### Work order
The records are to be repeated in full. Every line must match.
::::::::
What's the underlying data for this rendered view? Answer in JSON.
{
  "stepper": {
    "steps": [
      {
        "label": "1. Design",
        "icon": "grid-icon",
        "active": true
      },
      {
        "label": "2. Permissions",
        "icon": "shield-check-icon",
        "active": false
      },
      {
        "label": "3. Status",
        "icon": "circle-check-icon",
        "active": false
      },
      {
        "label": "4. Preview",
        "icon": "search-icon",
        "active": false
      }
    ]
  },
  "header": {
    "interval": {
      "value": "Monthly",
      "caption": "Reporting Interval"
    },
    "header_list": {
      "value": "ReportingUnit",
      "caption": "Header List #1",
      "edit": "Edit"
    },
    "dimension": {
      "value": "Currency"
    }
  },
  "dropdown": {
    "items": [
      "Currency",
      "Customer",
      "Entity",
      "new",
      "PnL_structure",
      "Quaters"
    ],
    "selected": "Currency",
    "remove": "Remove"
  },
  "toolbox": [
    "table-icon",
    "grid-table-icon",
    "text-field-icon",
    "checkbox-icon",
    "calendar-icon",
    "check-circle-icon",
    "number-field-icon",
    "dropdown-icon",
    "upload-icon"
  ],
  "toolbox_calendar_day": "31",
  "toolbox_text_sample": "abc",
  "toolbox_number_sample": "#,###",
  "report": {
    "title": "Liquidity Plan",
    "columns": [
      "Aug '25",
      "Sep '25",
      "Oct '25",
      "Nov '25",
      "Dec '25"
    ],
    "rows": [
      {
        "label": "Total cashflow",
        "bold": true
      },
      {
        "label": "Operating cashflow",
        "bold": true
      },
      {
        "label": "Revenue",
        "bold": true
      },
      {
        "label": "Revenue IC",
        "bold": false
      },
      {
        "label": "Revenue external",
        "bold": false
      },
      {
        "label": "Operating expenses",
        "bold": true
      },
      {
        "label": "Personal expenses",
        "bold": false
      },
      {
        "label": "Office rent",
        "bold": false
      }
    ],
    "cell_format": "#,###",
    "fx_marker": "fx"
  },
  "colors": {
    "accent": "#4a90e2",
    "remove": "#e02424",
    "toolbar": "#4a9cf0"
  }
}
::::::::
### The completed task
What's the underlying data for this rendered view? Answer in JSON.
{
  "stepper": {
    "steps": [
      {
        "label": "1. Design",
        "icon": "grid-icon",
        "active": true
      },
      {
        "label": "2. Permissions",
        "icon": "shield-check-icon",
        "active": false
      },
      {
        "label": "3. Status",
        "icon": "circle-check-icon",
        "active": false
      },
      {
        "label": "4. Preview",
        "icon": "search-icon",
        "active": false
      }
    ]
  },
  "header": {
    "interval": {
      "value": "Monthly",
      "caption": "Reporting Interval"
    },
    "header_list": {
      "value": "ReportingUnit",
      "caption": "Header List #1",
      "edit": "Edit"
    },
    "dimension": {
      "value": "Currency"
    }
  },
  "dropdown": {
    "items": [
      "Currency",
      "Customer",
      "Entity",
      "new",
      "PnL_structure",
      "Quaters"
    ],
    "selected": "Currency",
    "remove": "Remove"
  },
  "toolbox": [
    "table-icon",
    "grid-table-icon",
    "text-field-icon",
    "checkbox-icon",
    "calendar-icon",
    "check-circle-icon",
    "number-field-icon",
    "dropdown-icon",
    "upload-icon"
  ],
  "toolbox_calendar_day": "31",
  "toolbox_text_sample": "abc",
  "toolbox_number_sample": "#,###",
  "report": {
    "title": "Liquidity Plan",
    "columns": [
      "Aug '25",
      "Sep '25",
      "Oct '25",
      "Nov '25",
      "Dec '25"
    ],
    "rows": [
      {
        "label": "Total cashflow",
        "bold": true
      },
      {
        "label": "Operating cashflow",
        "bold": true
      },
      {
        "label": "Revenue",
        "bold": true
      },
      {
        "label": "Revenue IC",
        "bold": false
      },
      {
        "label": "Revenue external",
        "bold": false
      },
      {
        "label": "Operating expenses",
        "bold": true
      },
      {
        "label": "Personal expenses",
        "bold": false
      },
      {
        "label": "Office rent",
        "bold": false
      }
    ],
    "cell_format": "#,###",
    "fx_marker": "fx"
  },
  "colors": {
    "accent": "#4a90e2",
    "remove": "#e02424",
    "toolbar": "#4a9cf0"
  }
}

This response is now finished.